In 2019 the United Nations General Assembly declared 2021 as the International Year for the Elimination of Child Labour (IYECL). The prospects of any progress towards this goal are extremely dim. As we have already witnessed, decades of neoliberal policies created extreme vulnerability among working people and turned the pandemic into a crisis. As we enter the worst global recession since the 1930s and the worst global food crisis in 50 years, there is a risk that child labour will increase over the next decade. What the UNCTAD Trade and Development Report 2020 calls “the lost decade” will also be a lost decade for children exploited in all forms of child labour.
The greatest exploitation is in agriculture where 108 million children work, constituting 70% of child labour. While poverty is the obvious context of child labour, we have worked with our members in agriculture and plantations to identify three key drivers of child labour:
- piece rate wage systems
- unfair crop prices
- denial of human rights and debt
There are of course other causes of child labour that need to be addressed. Identifying these three specific drivers helps to identify solutions.
- We must establish guaranteed minimum wages as a living wage throughout the year and stop wage theft and unfair deductions. Agricultural, farm and plantation workers can only do this through the right to organize (as defined under ILO Convention No.11) and through collective bargaining. This is also a critical issue in the supply chains of transnational companies that claim to be addressing child labour. By allowing suppliers to deny the right to freedom of association and impose piece-rate wage systems, these companies are perpetuating child labour.
- We must guarantee fair crop prices and collective bargaining to ensure this translates into better, more stable incomes throughout the year. This also requires government crop price support schemes. Again, transnational companies claiming to eliminate child labour in their supply chains need to ensure fair prices are paid. The premium should be paid to small and marginal farmers and farm workers, not layers of traders and “middlemen” or certification bodies.

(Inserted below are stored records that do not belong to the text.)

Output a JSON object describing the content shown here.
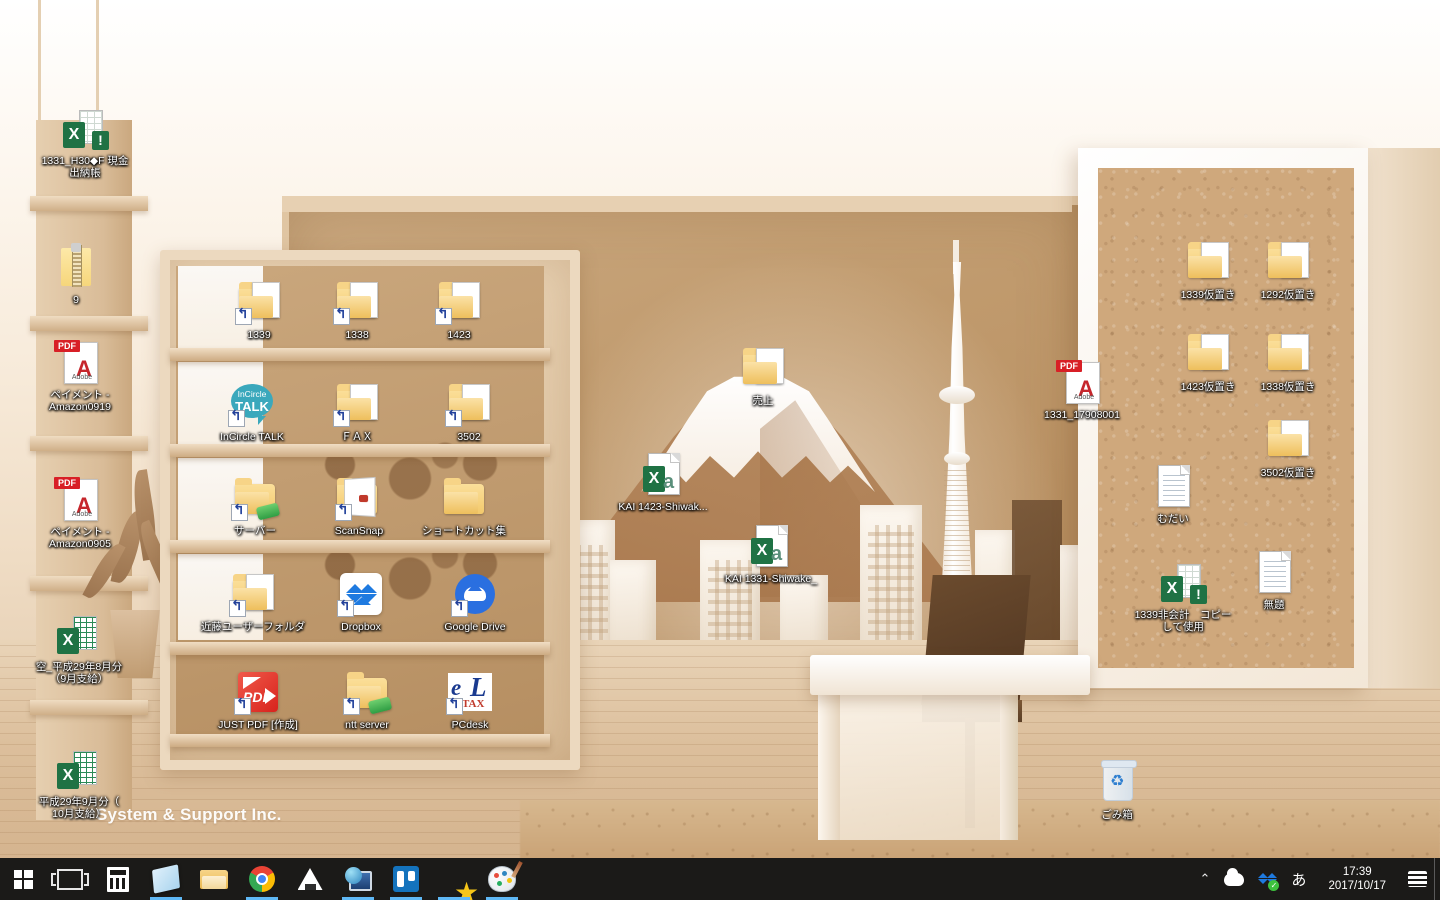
{
  "desktop": {
    "wallpaper_watermark": "System & Support Inc.",
    "theme_colors": {
      "wallpaper_base": "#e9ddcf",
      "wallpaper_wood": "#caa87f",
      "cork_board": "#cfa87c",
      "taskbar": "#1b1a18",
      "taskbar_active_indicator": "#5fb8f5",
      "icon_label_text": "#ffffff"
    },
    "icons": [
      {
        "id": "excel-cash-book",
        "label": "1331_H30◆F 現金\n出納帳",
        "type": "excel-warning"
      },
      {
        "id": "zip-9",
        "label": "9",
        "type": "zip"
      },
      {
        "id": "pdf-amazon0919",
        "label": "ペイメント -\nAmazon0919",
        "type": "pdf"
      },
      {
        "id": "pdf-amazon0905",
        "label": "ペイメント -\nAmazon0905",
        "type": "pdf"
      },
      {
        "id": "excel-kara-h29-8",
        "label": "空_平成29年8月分\n（9月支給）",
        "type": "excel"
      },
      {
        "id": "excel-h29-9",
        "label": "平成29年9月分（\n10月支給）",
        "type": "excel"
      },
      {
        "id": "folder-1339",
        "label": "1339",
        "type": "folder-shortcut-doc"
      },
      {
        "id": "folder-1338",
        "label": "1338",
        "type": "folder-shortcut"
      },
      {
        "id": "folder-1423",
        "label": "1423",
        "type": "folder-shortcut-excel"
      },
      {
        "id": "app-incircle-talk",
        "label": "InCircle TALK",
        "type": "incircle"
      },
      {
        "id": "folder-fax",
        "label": "ＦＡＸ",
        "type": "folder-shortcut-open"
      },
      {
        "id": "folder-3502",
        "label": "3502",
        "type": "folder-shortcut-doc"
      },
      {
        "id": "folder-server",
        "label": "サーバー",
        "type": "folder-network"
      },
      {
        "id": "app-scansnap",
        "label": "ScanSnap",
        "type": "scansnap"
      },
      {
        "id": "folder-shortcuts",
        "label": "ショートカット集",
        "type": "folder"
      },
      {
        "id": "folder-kondo-user",
        "label": "近藤ユーザーフォルダ",
        "type": "folder-shortcut-doc"
      },
      {
        "id": "app-dropbox",
        "label": "Dropbox",
        "type": "dropbox"
      },
      {
        "id": "app-google-drive",
        "label": "Google Drive",
        "type": "gdrive"
      },
      {
        "id": "app-just-pdf",
        "label": "JUST PDF [作成]",
        "type": "justpdf"
      },
      {
        "id": "folder-ntt-server",
        "label": "ntt server",
        "type": "folder-network"
      },
      {
        "id": "app-pcdesk",
        "label": "PCdesk",
        "type": "etax"
      },
      {
        "id": "folder-uriage",
        "label": "売上",
        "type": "folder-shortcut-doc"
      },
      {
        "id": "excel-kai-1423",
        "label": "KAI 1423-Shiwak...",
        "type": "excel-file"
      },
      {
        "id": "excel-kai-1331",
        "label": "KAI 1331-Shiwake_",
        "type": "excel-file"
      },
      {
        "id": "pdf-1331-17908001",
        "label": "1331_17908001",
        "type": "pdf"
      },
      {
        "id": "folder-1339-kari",
        "label": "1339仮置き",
        "type": "folder-doc"
      },
      {
        "id": "folder-1292-kari",
        "label": "1292仮置き",
        "type": "folder-doc"
      },
      {
        "id": "folder-1423-kari",
        "label": "1423仮置き",
        "type": "folder-doc"
      },
      {
        "id": "folder-1338-kari",
        "label": "1338仮置き",
        "type": "folder-doc"
      },
      {
        "id": "folder-3502-kari",
        "label": "3502仮置き",
        "type": "folder-doc"
      },
      {
        "id": "text-mudai",
        "label": "むだい",
        "type": "text"
      },
      {
        "id": "excel-1339-hikaikei",
        "label": "1339非会計　コピー\nして使用",
        "type": "excel-warning"
      },
      {
        "id": "text-mudai2",
        "label": "無題",
        "type": "text"
      },
      {
        "id": "recycle-bin",
        "label": "ごみ箱",
        "type": "recycle"
      }
    ]
  },
  "taskbar": {
    "items": [
      {
        "id": "start",
        "label": "スタート",
        "icon": "windows-logo-icon",
        "active": false
      },
      {
        "id": "task-view",
        "label": "タスク ビュー",
        "icon": "task-view-icon",
        "active": false
      },
      {
        "id": "calculator",
        "label": "電卓",
        "icon": "calculator-icon",
        "active": false
      },
      {
        "id": "sticky-notes",
        "label": "付箋",
        "icon": "sticky-notes-icon",
        "active": true
      },
      {
        "id": "explorer",
        "label": "エクスプローラー",
        "icon": "folder-icon",
        "active": false
      },
      {
        "id": "chrome",
        "label": "Google Chrome",
        "icon": "chrome-icon",
        "active": true
      },
      {
        "id": "onigiri-app",
        "label": "おにぎり",
        "icon": "onigiri-icon",
        "active": false
      },
      {
        "id": "remote-app",
        "label": "リモート",
        "icon": "globe-monitor-icon",
        "active": true
      },
      {
        "id": "trello",
        "label": "Trello",
        "icon": "trello-icon",
        "active": true
      },
      {
        "id": "star-app",
        "label": "お気に入り",
        "icon": "star-icon",
        "active": true
      },
      {
        "id": "paint",
        "label": "ペイント",
        "icon": "paint-palette-icon",
        "active": true
      }
    ],
    "tray": {
      "overflow_label": "隠れているインジケーターを表示します",
      "onedrive_label": "OneDrive",
      "dropbox_label": "Dropbox",
      "ime_label": "あ",
      "time": "17:39",
      "date": "2017/10/17",
      "action_center_label": "アクション センター"
    }
  }
}
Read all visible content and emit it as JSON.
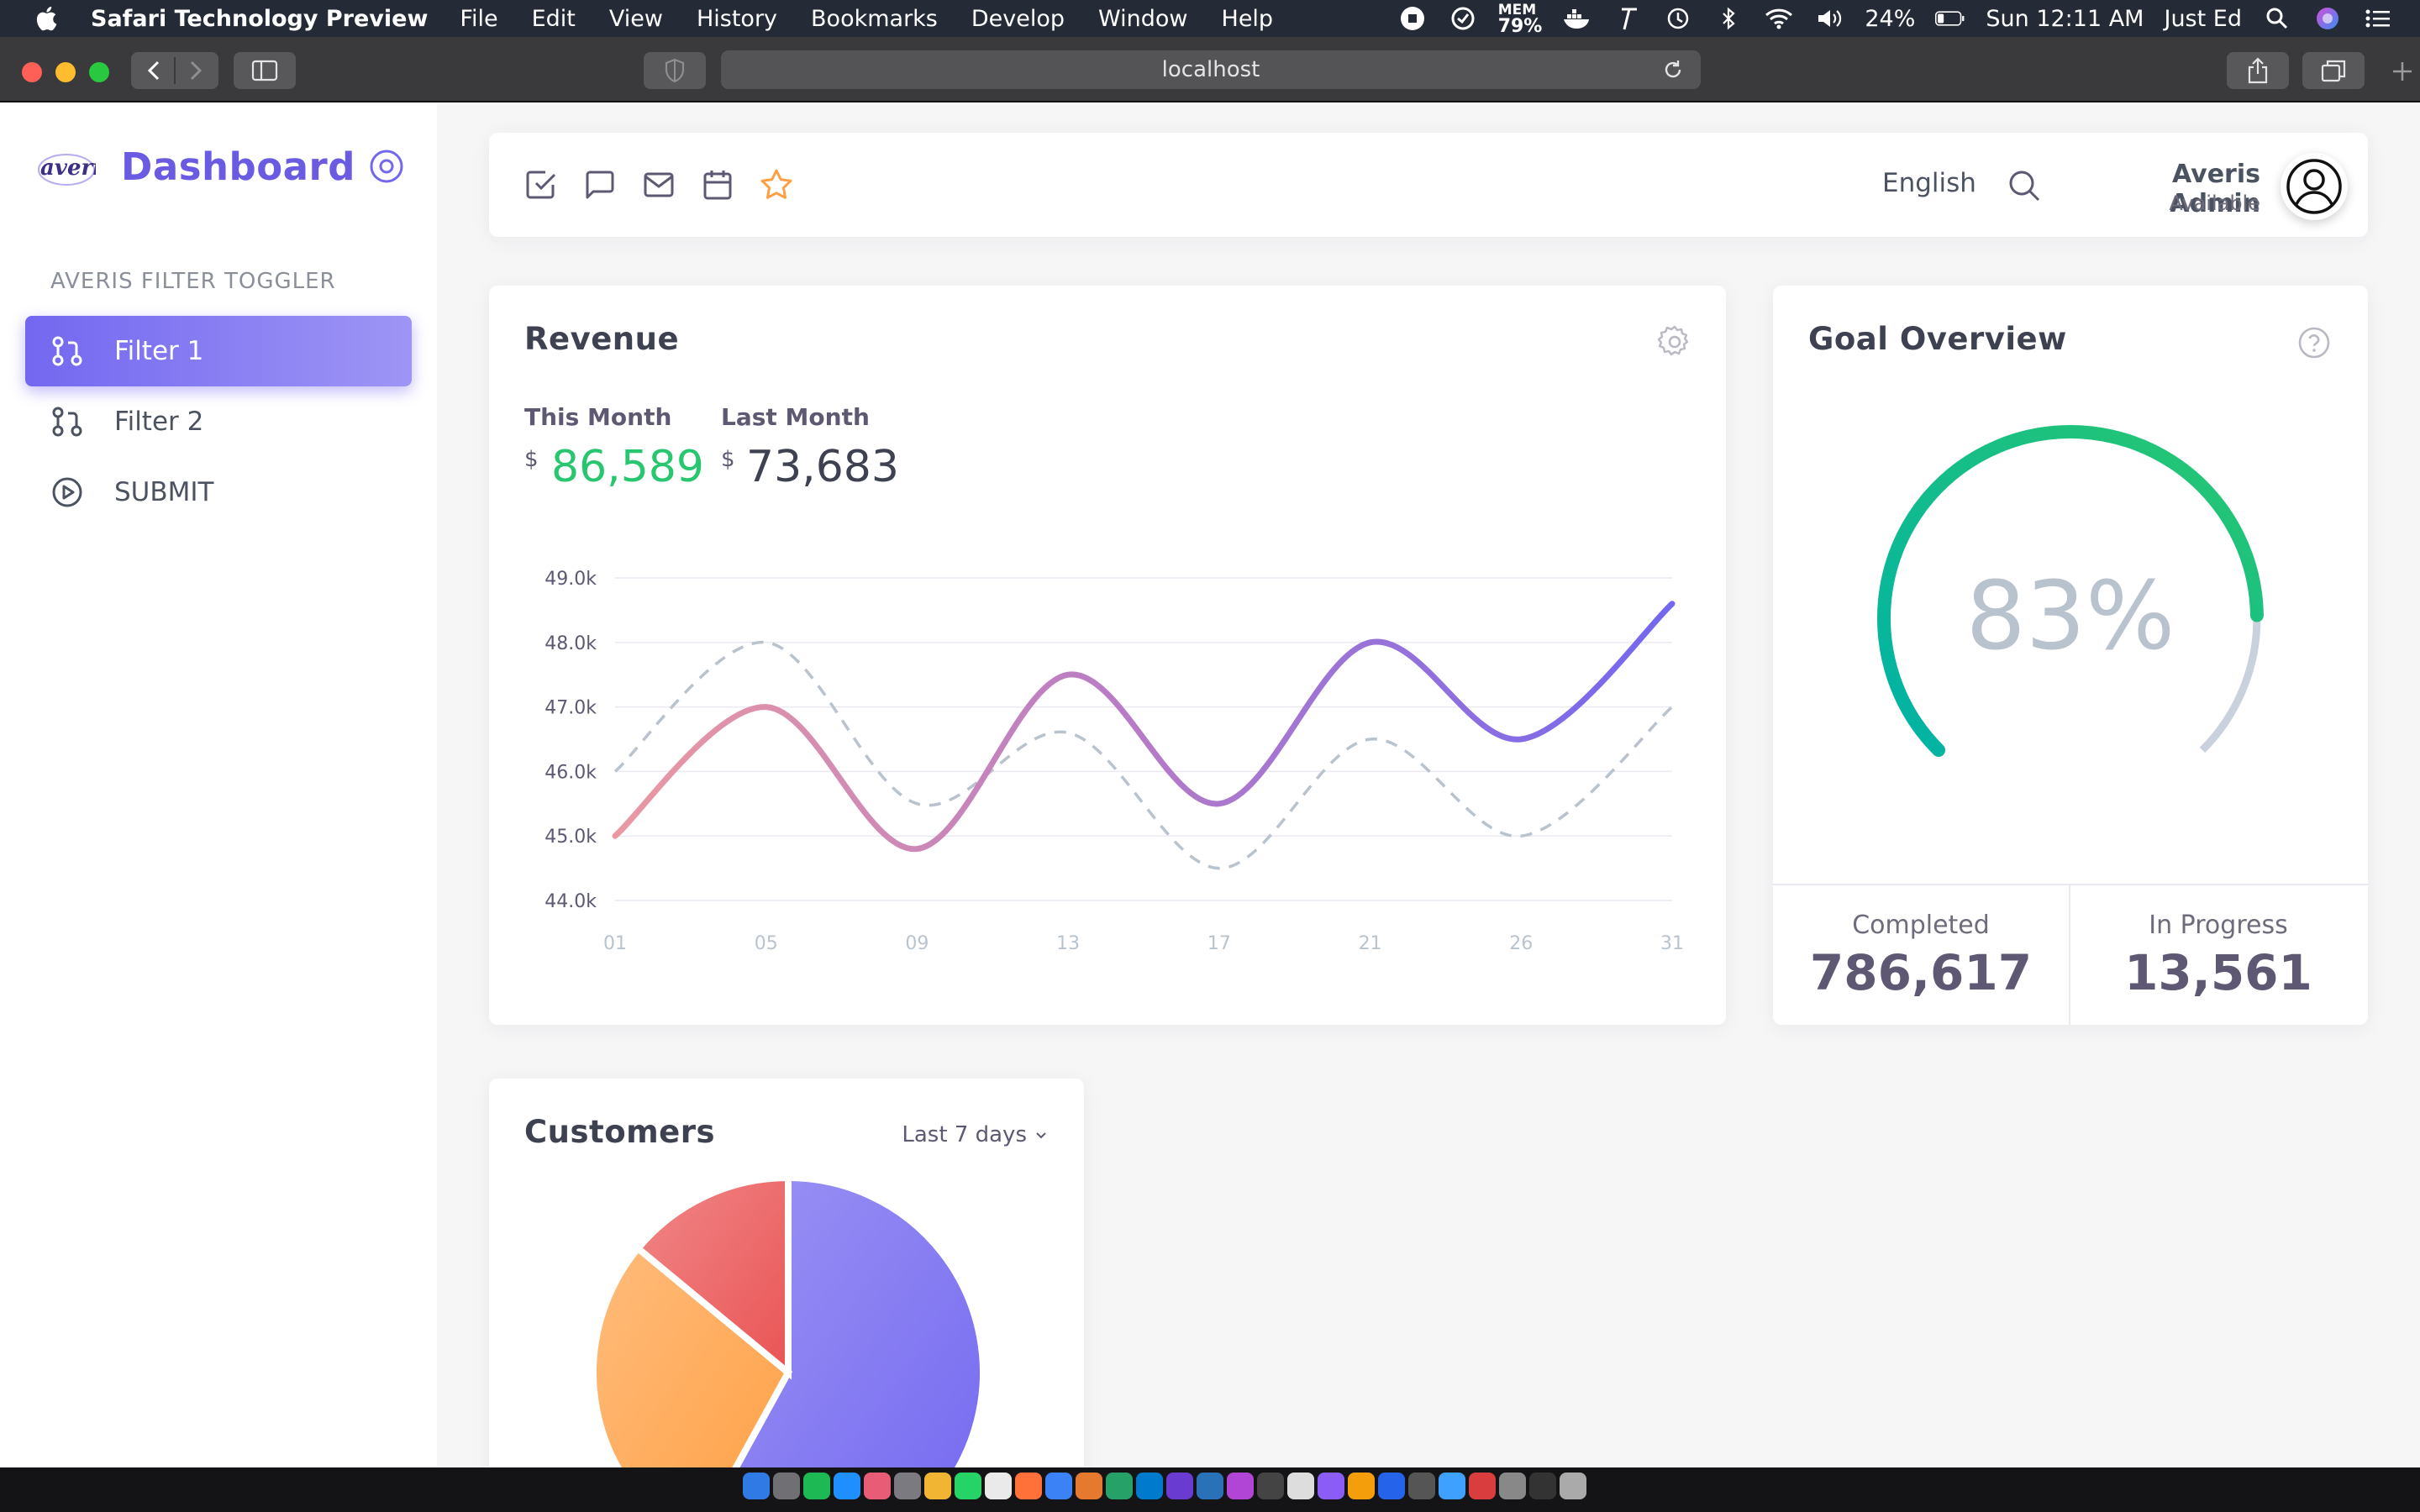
{
  "menubar": {
    "app_name": "Safari Technology Preview",
    "menus": [
      "File",
      "Edit",
      "View",
      "History",
      "Bookmarks",
      "Develop",
      "Window",
      "Help"
    ],
    "mem_label": "MEM",
    "mem_value": "79%",
    "battery": "24%",
    "clock": "Sun 12:11 AM",
    "user": "Just Ed"
  },
  "browser": {
    "url": "localhost"
  },
  "sidebar": {
    "brand_logo_text": "averis",
    "title": "Dashboard",
    "section_heading": "AVERIS FILTER TOGGLER",
    "items": [
      {
        "label": "Filter 1",
        "icon": "git-pull-request-icon",
        "active": true
      },
      {
        "label": "Filter 2",
        "icon": "git-pull-request-icon",
        "active": false
      },
      {
        "label": "SUBMIT",
        "icon": "play-circle-icon",
        "active": false
      }
    ]
  },
  "topnav": {
    "icons": [
      "check-square-icon",
      "message-square-icon",
      "mail-icon",
      "calendar-icon",
      "star-icon"
    ],
    "language": "English",
    "user_name": "Averis Admin",
    "user_status": "Available"
  },
  "revenue": {
    "title": "Revenue",
    "this_month_label": "This Month",
    "this_month_currency": "$",
    "this_month_value": "86,589",
    "last_month_label": "Last Month",
    "last_month_currency": "$",
    "last_month_value": "73,683"
  },
  "goal": {
    "title": "Goal Overview",
    "percent_label": "83%",
    "completed_label": "Completed",
    "completed_value": "786,617",
    "in_progress_label": "In Progress",
    "in_progress_value": "13,561"
  },
  "customers": {
    "title": "Customers",
    "period": "Last 7 days"
  },
  "colors": {
    "primary": "#7367f0",
    "success": "#28c76f",
    "warning": "#ff9f43",
    "danger": "#ea5455",
    "body_text": "#5e5873"
  },
  "chart_data": [
    {
      "type": "line",
      "x": [
        "01",
        "05",
        "09",
        "13",
        "17",
        "21",
        "26",
        "31"
      ],
      "ylim": [
        44000,
        49000
      ],
      "yticks": [
        "44.0k",
        "45.0k",
        "46.0k",
        "47.0k",
        "48.0k",
        "49.0k"
      ],
      "yticks_values": [
        44000,
        45000,
        46000,
        47000,
        48000,
        49000
      ],
      "series": [
        {
          "values": [
            45000,
            47000,
            44800,
            47500,
            45500,
            48000,
            46500,
            48600
          ],
          "style": "solid",
          "gradient": [
            "#ea98a2",
            "#b57bc7",
            "#7367f0"
          ]
        },
        {
          "values": [
            46000,
            48000,
            45500,
            46600,
            44500,
            46500,
            45000,
            47000
          ],
          "style": "dashed",
          "color": "#b9c3cd"
        }
      ],
      "grid": true
    },
    {
      "type": "radialBar",
      "value": 83,
      "label": "83%",
      "colors": [
        "#00b2a6",
        "#28c76f"
      ],
      "track_color": "#c9d2dc"
    },
    {
      "type": "pie",
      "slices": [
        {
          "value": 58,
          "color": "#7367f0"
        },
        {
          "value": 28,
          "color": "#ff9f43"
        },
        {
          "value": 14,
          "color": "#ea5455"
        }
      ]
    }
  ]
}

- We need to recognize the causes of debt in the context of lack of access to human rights. (The report to the UNHCR on private debt and human rights in January 2020 provides a useful framework for this.) We must eliminate the causes of family debt and ensure free access to health care and education and access to affordable housing, food & nutrition. We need to extend social protection and livelihood assistance to all small and marginal farmers and farm workers. (ILO Recommendation No.202 is an important instrument in defining the scope of this social protection.) Social protection must be financed through corporate taxes. Transnational companies that claim to be eliminating child labour through Corporate Social Responsibility (CSR) schemes should also stop hiding in tax havens or demanding tax holidays.
Another aspect of our program is to incorporate the elimination of child labour into our work on climate change and climate justice. We are working with our affiliates to develop a better understanding of the link between child labour and climate crisis and climate migration, as well as biodiversity loss and environmental destruction. Climate change and biodiversity loss lead to debt, displacement, and climate migration. There is a higher incidence of child labour among climate migrants as they desperately seek work elsewhere. There is also a higher risk of trafficking in children. Our affiliates in several countries, particularly India, Bangladesh and Myanmar, have been campaigning for crop subsidies and livelihood assistance for farmers and farm workers affected by climate change. These demands should be seen as vital to the elimination of child labour.